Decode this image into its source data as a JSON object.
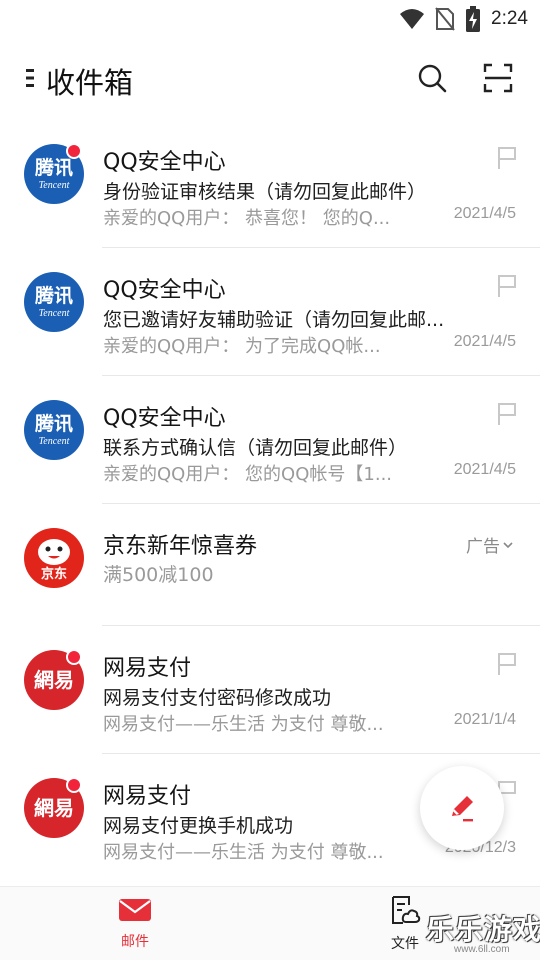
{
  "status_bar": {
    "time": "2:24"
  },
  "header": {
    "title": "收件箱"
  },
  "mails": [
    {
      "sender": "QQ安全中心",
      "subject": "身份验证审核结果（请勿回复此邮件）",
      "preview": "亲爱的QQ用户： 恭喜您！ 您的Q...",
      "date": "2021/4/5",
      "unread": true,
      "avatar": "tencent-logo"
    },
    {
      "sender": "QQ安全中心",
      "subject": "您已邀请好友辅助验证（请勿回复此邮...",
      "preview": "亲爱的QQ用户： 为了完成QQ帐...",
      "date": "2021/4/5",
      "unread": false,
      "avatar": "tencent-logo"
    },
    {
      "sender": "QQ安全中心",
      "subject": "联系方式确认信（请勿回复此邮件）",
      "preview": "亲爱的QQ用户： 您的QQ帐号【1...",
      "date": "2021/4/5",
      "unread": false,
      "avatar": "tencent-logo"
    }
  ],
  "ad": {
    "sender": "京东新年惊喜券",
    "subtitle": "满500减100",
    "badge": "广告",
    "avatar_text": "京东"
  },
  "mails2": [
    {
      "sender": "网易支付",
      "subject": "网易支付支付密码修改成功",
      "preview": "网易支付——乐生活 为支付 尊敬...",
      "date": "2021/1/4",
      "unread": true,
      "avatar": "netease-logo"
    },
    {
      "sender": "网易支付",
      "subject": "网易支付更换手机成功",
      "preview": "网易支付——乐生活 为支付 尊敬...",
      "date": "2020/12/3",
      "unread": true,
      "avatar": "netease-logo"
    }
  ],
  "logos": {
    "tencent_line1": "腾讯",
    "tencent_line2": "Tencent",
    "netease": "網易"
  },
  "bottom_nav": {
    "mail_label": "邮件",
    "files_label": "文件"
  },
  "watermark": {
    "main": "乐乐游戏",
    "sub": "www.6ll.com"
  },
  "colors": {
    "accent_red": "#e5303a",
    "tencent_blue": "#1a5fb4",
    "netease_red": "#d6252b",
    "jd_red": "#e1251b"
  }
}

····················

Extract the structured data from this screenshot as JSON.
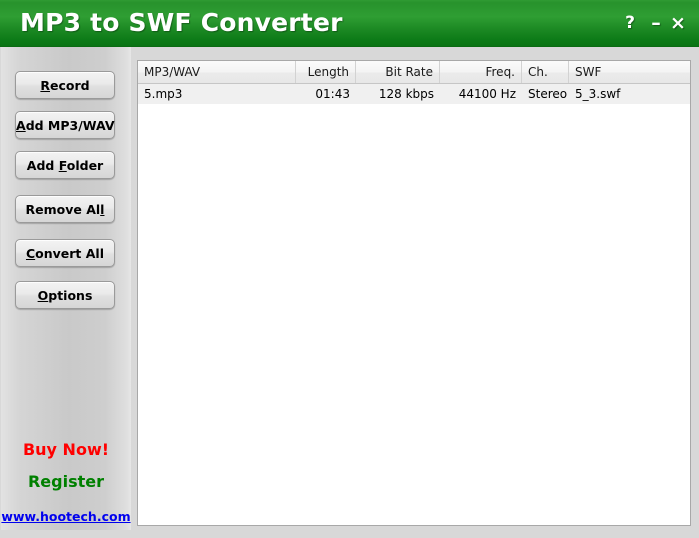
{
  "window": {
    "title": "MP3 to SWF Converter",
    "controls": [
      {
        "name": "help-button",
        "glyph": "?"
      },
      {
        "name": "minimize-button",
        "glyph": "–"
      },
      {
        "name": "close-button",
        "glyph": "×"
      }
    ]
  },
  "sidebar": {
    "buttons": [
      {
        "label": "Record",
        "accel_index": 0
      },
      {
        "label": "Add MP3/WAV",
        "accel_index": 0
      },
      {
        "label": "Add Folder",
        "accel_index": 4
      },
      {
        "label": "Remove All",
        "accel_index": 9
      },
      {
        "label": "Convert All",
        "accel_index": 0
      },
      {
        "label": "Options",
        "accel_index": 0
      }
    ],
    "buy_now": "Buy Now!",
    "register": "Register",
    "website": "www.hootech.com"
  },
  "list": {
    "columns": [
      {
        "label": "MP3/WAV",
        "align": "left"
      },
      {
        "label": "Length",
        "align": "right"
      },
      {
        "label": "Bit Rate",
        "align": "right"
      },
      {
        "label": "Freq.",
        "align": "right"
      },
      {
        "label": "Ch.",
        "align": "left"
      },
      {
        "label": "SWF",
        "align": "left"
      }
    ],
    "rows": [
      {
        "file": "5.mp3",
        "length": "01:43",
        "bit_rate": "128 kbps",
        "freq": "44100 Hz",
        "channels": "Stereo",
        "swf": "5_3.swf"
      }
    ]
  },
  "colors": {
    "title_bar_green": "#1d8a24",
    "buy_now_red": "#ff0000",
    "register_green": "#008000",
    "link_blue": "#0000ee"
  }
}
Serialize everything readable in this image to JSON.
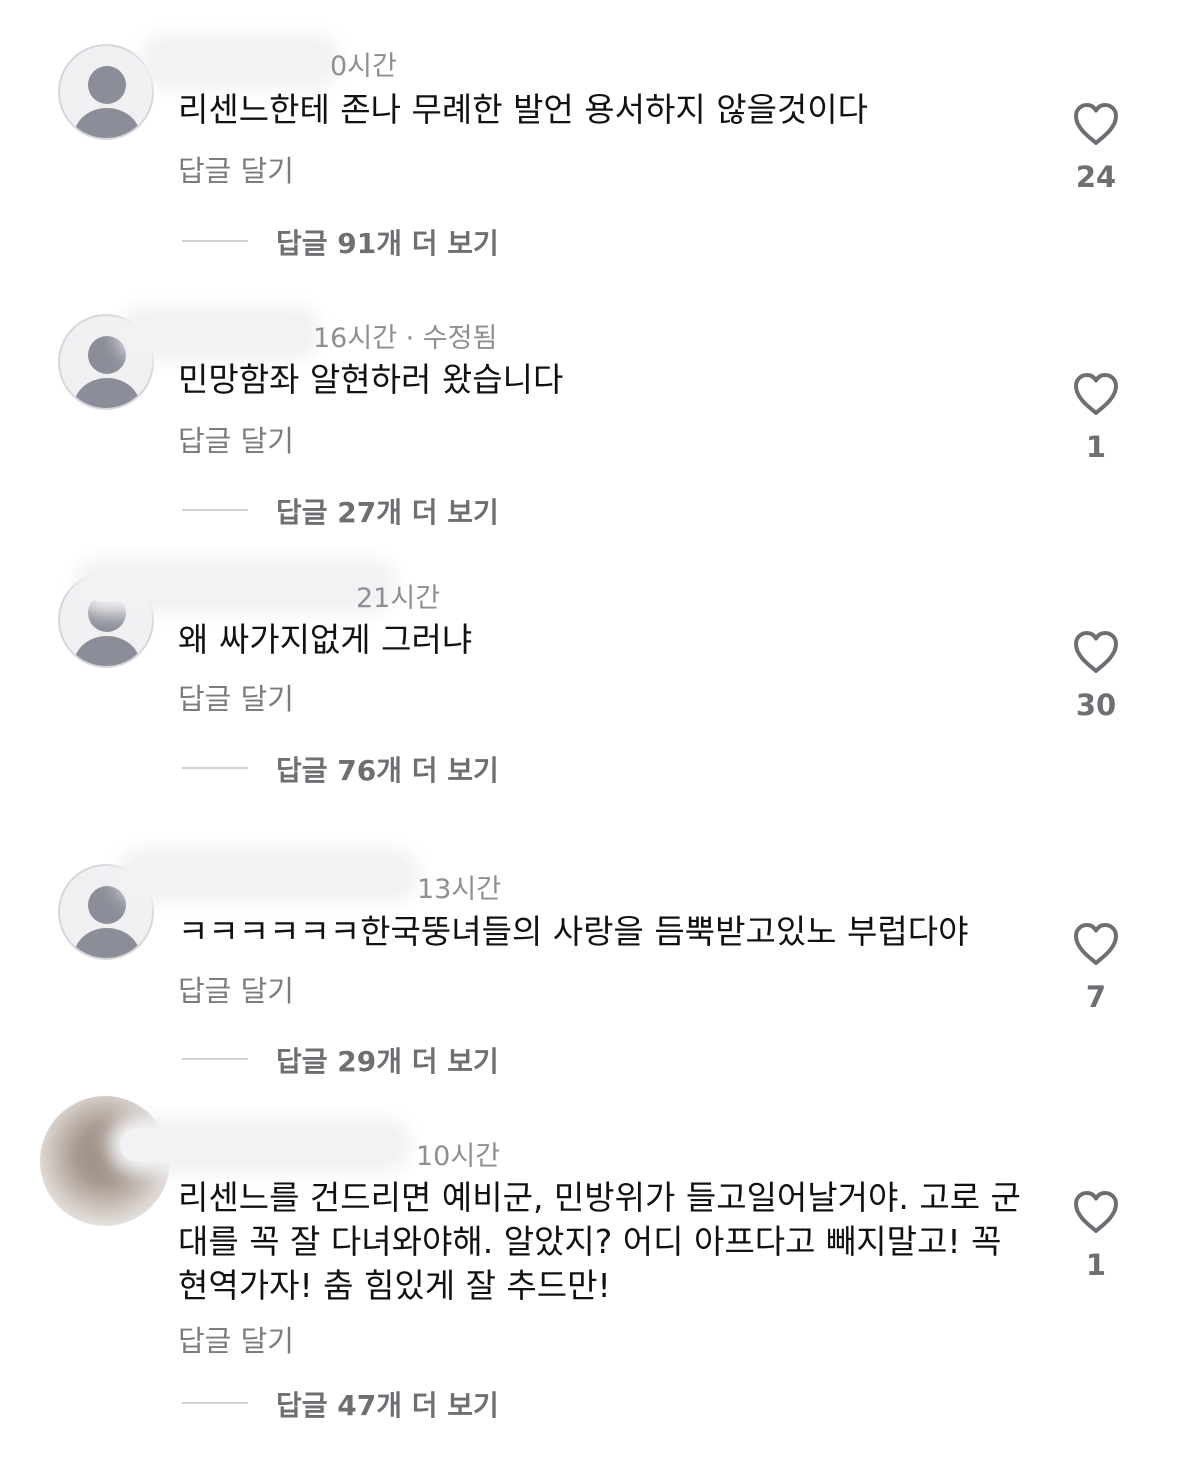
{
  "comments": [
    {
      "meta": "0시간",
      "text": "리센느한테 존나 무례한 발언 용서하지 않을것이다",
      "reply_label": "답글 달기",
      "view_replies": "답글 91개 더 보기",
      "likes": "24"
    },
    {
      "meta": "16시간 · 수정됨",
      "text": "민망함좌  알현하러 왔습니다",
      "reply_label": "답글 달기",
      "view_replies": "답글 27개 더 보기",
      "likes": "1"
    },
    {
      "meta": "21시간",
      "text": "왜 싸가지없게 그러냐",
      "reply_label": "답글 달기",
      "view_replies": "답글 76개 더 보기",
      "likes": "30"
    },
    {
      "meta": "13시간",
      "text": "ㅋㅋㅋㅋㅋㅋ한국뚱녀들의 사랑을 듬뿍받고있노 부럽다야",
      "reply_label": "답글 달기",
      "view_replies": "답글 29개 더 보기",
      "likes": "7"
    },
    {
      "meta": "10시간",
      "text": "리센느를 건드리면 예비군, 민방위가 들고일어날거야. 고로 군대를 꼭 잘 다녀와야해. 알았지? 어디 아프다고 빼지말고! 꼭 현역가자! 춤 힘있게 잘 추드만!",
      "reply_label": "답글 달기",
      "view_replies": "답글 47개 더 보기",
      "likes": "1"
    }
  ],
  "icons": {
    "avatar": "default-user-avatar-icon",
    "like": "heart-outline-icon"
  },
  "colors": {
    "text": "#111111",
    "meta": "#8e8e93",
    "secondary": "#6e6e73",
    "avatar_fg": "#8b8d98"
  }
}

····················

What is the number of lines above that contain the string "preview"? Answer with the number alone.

5